From our Garden to Yours

May 21, 2009   

Finally, the area has gotten some much needed rain. This week, we recorded almost 10 inches at the nursery! It's amazing what the rain will do for plants and trees all around town. Everything looks brand new.

With more rain in the forecast, it's a great time to do some planting. If your lawn has got some holes in it, but you don't want to mess around with grass anymore, see the article below to learn about some other great alternatives. And click on what's happening to see a few pictures of our newest project, the "Greenhouse Village". It will make your stroll at the nursery even more delightful.

Happy Gardening,
Kim, Joey and Mark

In This Issue
Replacing Grass
Plant of the Week


Replacing Grass with Groundcovers
One of the hardest things to keep up with is your lawn. Every week it seems like you have to spread fertilizer, combat chinch bugs, or just watch some disease eat holes in what was once lush green grass. To top it all off, lawns require a lot of water, which is becoming a precious resource in our area.

If you are tired of the fight, then consider replacing all or part of your lawn with beautiful groundcovers. There are some great selections that can give you a lush, manicured look with much less work. Most require less water and fertilizer and do not have disease and insect problems the way that St. Augustine grass does. Below is a list of a few of our favorite options for turning those ragged lawns into the most beautiful on the block.

1. Dwarf Jasmine
One of the most popular groundcovers, the dwarf jasmine is an easy selection that can grow in sun or shade. It can be kept at a height of 6 to 12 inches with a few prunes per year, and fills in quickly to create a beautiful, lush area. The variety pictured is called 'Bronze Beauty' and adds great color in addition to being low maintenance.

2. Beach Sunflower
This groundcover grows a little taller, up to 18 inches, but adds delightful yellow sunflowers to your yard. It is a drought tolerant Florida native and loves sandy soil (it is native to beach areas). Plant in full sun, and watch it brighten up your entire garden.

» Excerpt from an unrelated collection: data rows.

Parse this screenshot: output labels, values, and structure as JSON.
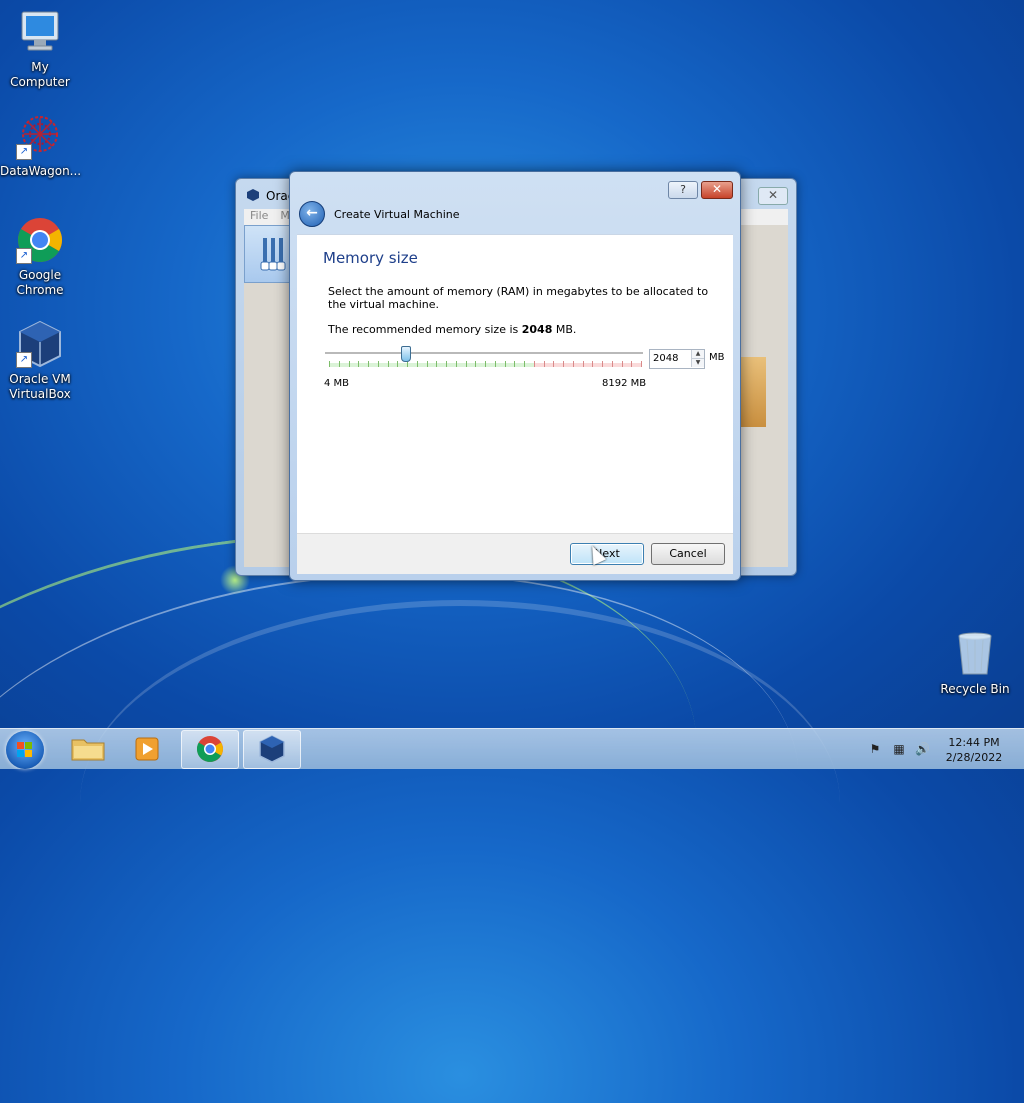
{
  "desktop": {
    "icons": [
      {
        "label": "My Computer"
      },
      {
        "label": "DataWagon..."
      },
      {
        "label": "Google Chrome"
      },
      {
        "label": "Oracle VM VirtualBox"
      },
      {
        "label": "Recycle Bin"
      }
    ]
  },
  "background_window": {
    "title": "Orac",
    "menu": [
      "File",
      "Ma"
    ]
  },
  "dialog": {
    "title": "Create Virtual Machine",
    "help_label": "?",
    "close_label": "✕",
    "heading": "Memory size",
    "description": "Select the amount of memory (RAM) in megabytes to be allocated to the virtual machine.",
    "recommend_prefix": "The recommended memory size is ",
    "recommend_value": "2048",
    "recommend_suffix": " MB.",
    "slider": {
      "min_label": "4 MB",
      "max_label": "8192 MB",
      "value": 2048,
      "min": 4,
      "max": 8192
    },
    "memory_input_value": "2048",
    "unit_label": "MB",
    "next_label": "Next",
    "cancel_label": "Cancel"
  },
  "taskbar": {
    "items": [
      "start",
      "explorer",
      "media-player",
      "chrome",
      "virtualbox"
    ],
    "active_item": "chrome",
    "clock_time": "12:44 PM",
    "clock_date": "2/28/2022"
  }
}
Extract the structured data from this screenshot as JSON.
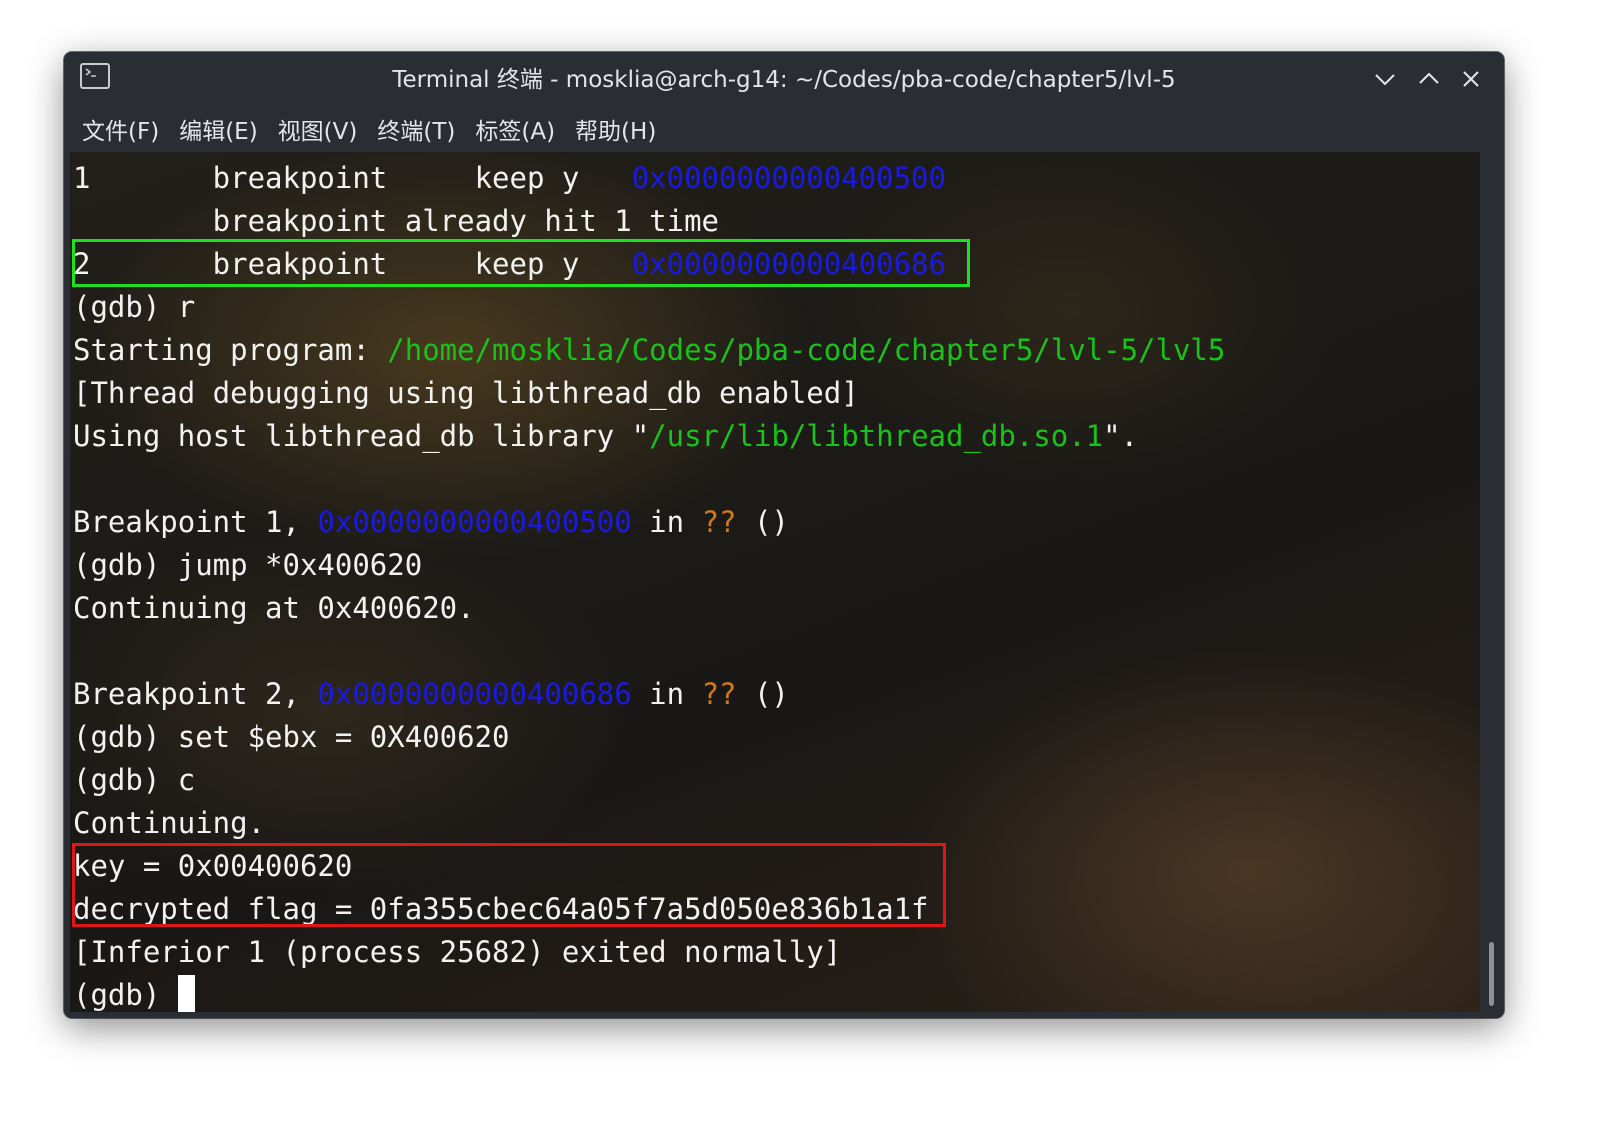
{
  "window": {
    "title": "Terminal 终端 - mosklia@arch-g14: ~/Codes/pba-code/chapter5/lvl-5",
    "app_icon": "terminal-icon",
    "controls": [
      {
        "name": "minimize",
        "icon": "chevron-down-icon"
      },
      {
        "name": "maximize",
        "icon": "chevron-up-icon"
      },
      {
        "name": "close",
        "icon": "close-icon"
      }
    ]
  },
  "menu": {
    "items": [
      "文件(F)",
      "编辑(E)",
      "视图(V)",
      "终端(T)",
      "标签(A)",
      "帮助(H)"
    ]
  },
  "colors": {
    "text": "#f2f2f2",
    "green": "#19c219",
    "blue": "#1a1ae0",
    "orange": "#d17a14",
    "highlight_green": "#1fe01f",
    "highlight_red": "#e01616"
  },
  "terminal": {
    "lines": [
      [
        {
          "t": "1       breakpoint     keep y   "
        },
        {
          "t": "0x0000000000400500",
          "c": "blue"
        }
      ],
      [
        {
          "t": "        breakpoint already hit 1 time"
        }
      ],
      [
        {
          "t": "2       breakpoint     keep y   "
        },
        {
          "t": "0x0000000000400686",
          "c": "blue"
        }
      ],
      [
        {
          "t": "(gdb) r"
        }
      ],
      [
        {
          "t": "Starting program: "
        },
        {
          "t": "/home/mosklia/Codes/pba-code/chapter5/lvl-5/lvl5",
          "c": "green"
        }
      ],
      [
        {
          "t": "[Thread debugging using libthread_db enabled]"
        }
      ],
      [
        {
          "t": "Using host libthread_db library \""
        },
        {
          "t": "/usr/lib/libthread_db.so.1",
          "c": "green"
        },
        {
          "t": "\"."
        }
      ],
      [],
      [
        {
          "t": "Breakpoint 1, "
        },
        {
          "t": "0x0000000000400500",
          "c": "blue"
        },
        {
          "t": " in "
        },
        {
          "t": "??",
          "c": "orange"
        },
        {
          "t": " ()"
        }
      ],
      [
        {
          "t": "(gdb) jump *0x400620"
        }
      ],
      [
        {
          "t": "Continuing at 0x400620."
        }
      ],
      [],
      [
        {
          "t": "Breakpoint 2, "
        },
        {
          "t": "0x0000000000400686",
          "c": "blue"
        },
        {
          "t": " in "
        },
        {
          "t": "??",
          "c": "orange"
        },
        {
          "t": " ()"
        }
      ],
      [
        {
          "t": "(gdb) set $ebx = 0X400620"
        }
      ],
      [
        {
          "t": "(gdb) c"
        }
      ],
      [
        {
          "t": "Continuing."
        }
      ],
      [
        {
          "t": "key = 0x00400620"
        }
      ],
      [
        {
          "t": "decrypted flag = 0fa355cbec64a05f7a5d050e836b1a1f"
        }
      ],
      [
        {
          "t": "[Inferior 1 (process 25682) exited normally]"
        }
      ],
      [
        {
          "t": "(gdb) "
        }
      ]
    ],
    "prompt_has_cursor": true
  }
}
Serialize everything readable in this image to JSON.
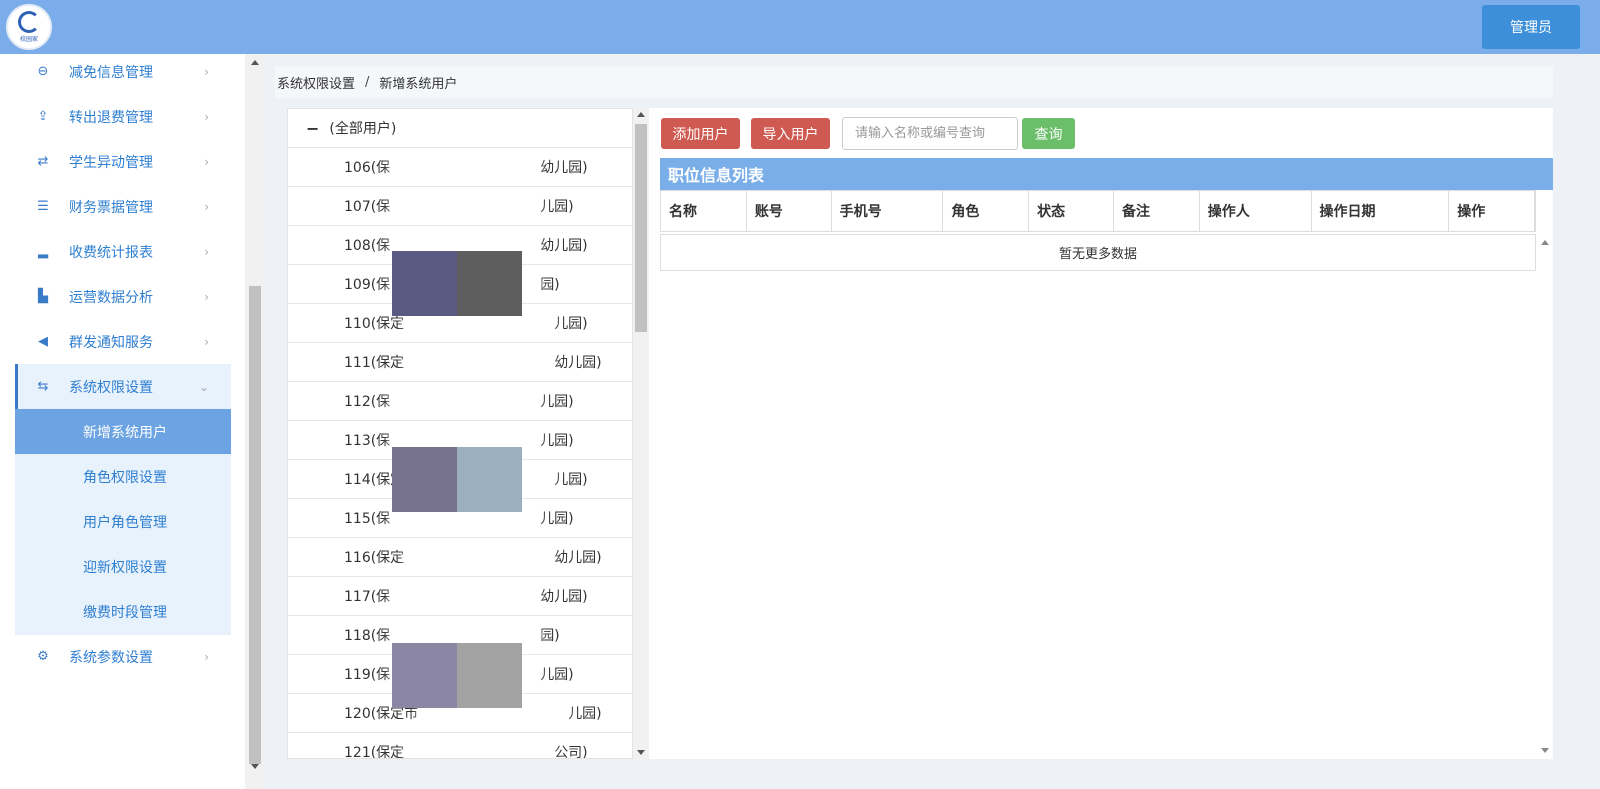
{
  "header": {
    "logo_text": "校园家",
    "app_title": "",
    "admin_label": "管理员"
  },
  "sidebar": {
    "items": [
      {
        "label": "减免信息管理",
        "icon": "minus-circle-icon",
        "glyph": "⊖"
      },
      {
        "label": "转出退费管理",
        "icon": "upload-icon",
        "glyph": "⇪"
      },
      {
        "label": "学生异动管理",
        "icon": "exchange-icon",
        "glyph": "⇄"
      },
      {
        "label": "财务票据管理",
        "icon": "server-icon",
        "glyph": "☰"
      },
      {
        "label": "收费统计报表",
        "icon": "signal-icon",
        "glyph": "▂"
      },
      {
        "label": "运营数据分析",
        "icon": "bar-chart-icon",
        "glyph": "▙"
      },
      {
        "label": "群发通知服务",
        "icon": "volume-icon",
        "glyph": "◀"
      },
      {
        "label": "系统权限设置",
        "icon": "retweet-icon",
        "glyph": "⇆"
      },
      {
        "label": "系统参数设置",
        "icon": "gear-icon",
        "glyph": "⚙"
      }
    ],
    "sub_items": [
      {
        "label": "新增系统用户"
      },
      {
        "label": "角色权限设置"
      },
      {
        "label": "用户角色管理"
      },
      {
        "label": "迎新权限设置"
      },
      {
        "label": "缴费时段管理"
      }
    ]
  },
  "breadcrumb": {
    "parent": "系统权限设置",
    "separator": "/",
    "current": "新增系统用户"
  },
  "tree": {
    "root_label": "(全部用户)",
    "rows": [
      {
        "prefix": "106(保",
        "suffix": "幼儿园)"
      },
      {
        "prefix": "107(保",
        "suffix": "儿园)"
      },
      {
        "prefix": "108(保",
        "suffix": "幼儿园)"
      },
      {
        "prefix": "109(保",
        "suffix": "园)"
      },
      {
        "prefix": "110(保定",
        "suffix": "儿园)"
      },
      {
        "prefix": "111(保定",
        "suffix": "幼儿园)"
      },
      {
        "prefix": "112(保",
        "suffix": "儿园)"
      },
      {
        "prefix": "113(保",
        "suffix": "儿园)"
      },
      {
        "prefix": "114(保定",
        "suffix": "儿园)"
      },
      {
        "prefix": "115(保",
        "suffix": "儿园)"
      },
      {
        "prefix": "116(保定",
        "suffix": "幼儿园)"
      },
      {
        "prefix": "117(保",
        "suffix": "幼儿园)"
      },
      {
        "prefix": "118(保",
        "suffix": "园)"
      },
      {
        "prefix": "119(保",
        "suffix": "儿园)"
      },
      {
        "prefix": "120(保定市",
        "suffix": "儿园)"
      },
      {
        "prefix": "121(保定",
        "suffix": "公司)"
      }
    ]
  },
  "toolbar": {
    "add_user": "添加用户",
    "import_user": "导入用户",
    "search_placeholder": "请输入名称或编号查询",
    "query": "查询"
  },
  "table": {
    "title": "职位信息列表",
    "columns": [
      "名称",
      "账号",
      "手机号",
      "角色",
      "状态",
      "备注",
      "操作人",
      "操作日期",
      "操作"
    ],
    "empty_text": "暂无更多数据"
  },
  "colors": {
    "header_bg": "#7badea",
    "accent_blue": "#3a7bc8",
    "button_red": "#cf5a52",
    "button_green": "#6bbf6b"
  }
}
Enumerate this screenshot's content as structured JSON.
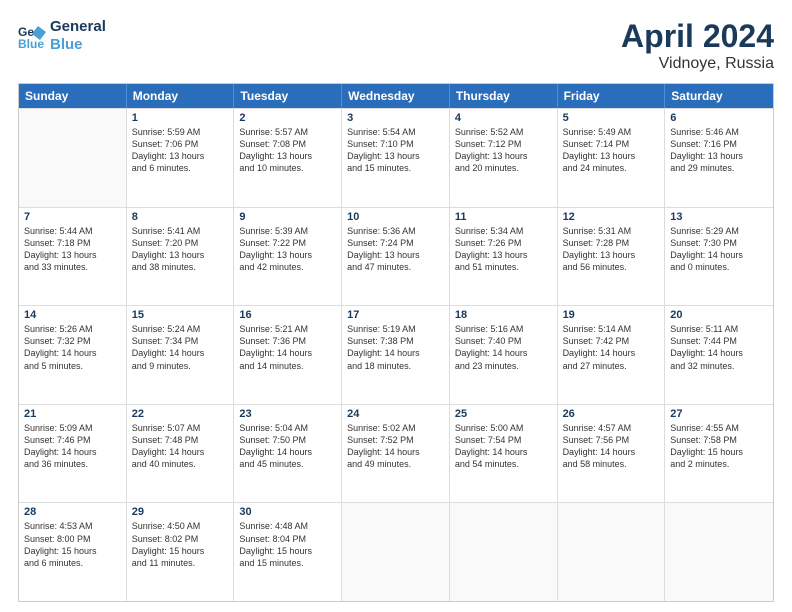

3. Sunshine Mimosa
This is our Plant of the Week (see below), because it is so fantastic! Native, drought and heat tolerant and an attractor for butterflies, you can't go wrong with this tough as nails plant. It's also called the sensitive plant, because the leaves react to your touch by folding up. Cool!


4. Ornamental Peanut
Another low groundcover, only growing 4 to 6 inches tall, this one can be mowed with your lawn mower, set on its highest setting. Ornamental peanut is unique, because it actually produces its own fertilizer, keeping you in your hammock enjoying a cool drink, instead of doing yard work. It is best in sun to part shade.

There are many other groundcover possibilities. For a few more ideas, check out our Replacing Grass handout. It lists a few more options for keeping a stunning yard without all the work.

Turn This

Into This!

Plant of the Week

Sunshine Mimosa

Mimosa strigillosa  
With dainty puff-ball flowers and a tough as nails attitude, this plant is one of our favorites for replacing grass. It makes a very low groundcover, that spreads quickly to fill in. It is a Florida native and is very drought and heat tolerant once established. It is also called the sensitive plant, because the leaves curl up when you touch them!

If you are having trouble reading this newsletter, click here to view it in a browser


Kerby's Nursery

2311 S. Parsons Ave.

Seffner, FL 33584
(813) 685-3265

Open Seven Days a Week
Monday - Saturday,  9:00am - 5:30pm
Sunday,  9:00am - 4:00pm